  8. Nguyen HV, Tan GS, Tapp RJ, et al. Cost-effectiveness of a National Telemedicine Diabetic Retinopathy Screening Program in Singapore. Ophthalmology 2016; 123(12): 2571-80.
  9. Grzybowski A, Brona P, Lim G, et al. Artificial intelligence for diabetic retinopathy screening: a review. Eye (Lond) 2020; 34(3): 451-60.
  10. Ting DSW, Cheung CY, Lim G, et al. Development and Validation of a Deep Learning System for Diabetic Retinopathy and Related Eye Diseases Using Retinal Images From Multiethnic Populations With Diabetes. JAMA 2017; 318(22): 2211-23.

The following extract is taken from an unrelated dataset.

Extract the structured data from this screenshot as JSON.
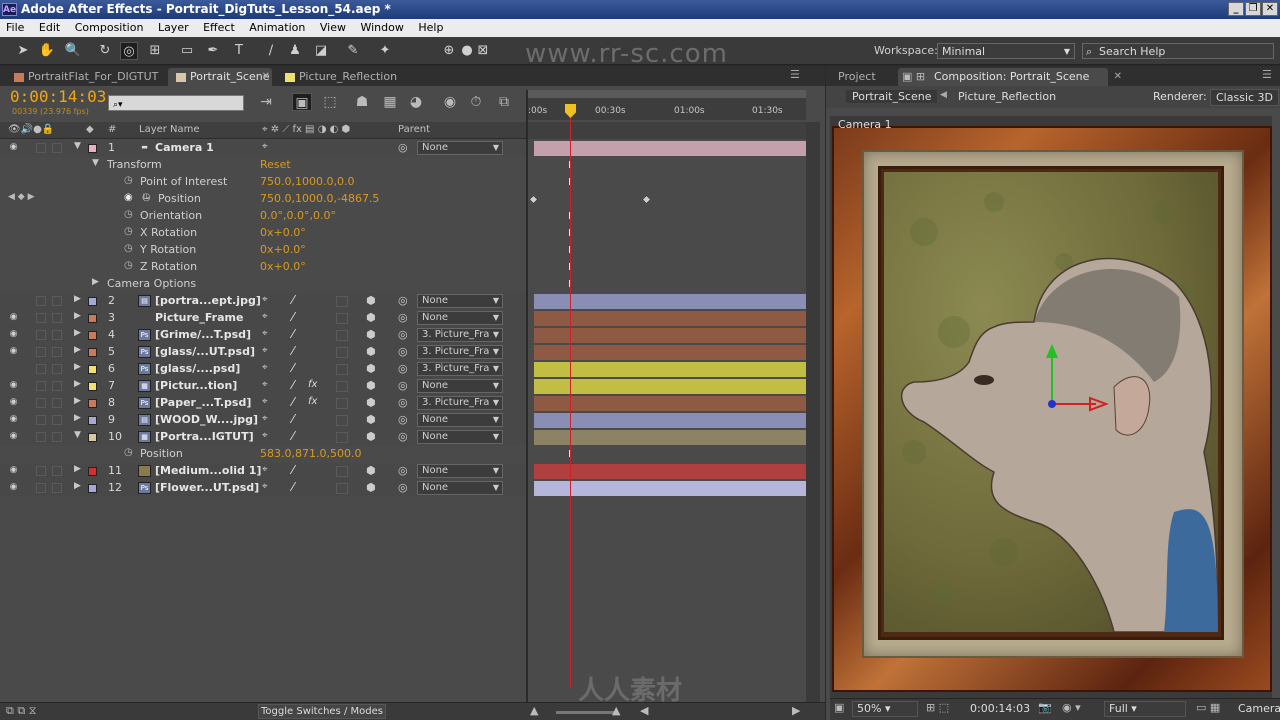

  11. Ting DSW, Lee AY, Wong TY. An Ophthalmologist’s Guide to Deciphering Studies in Artificial Intelligence. Ophthalmology 2019; 126(11): 1475-9.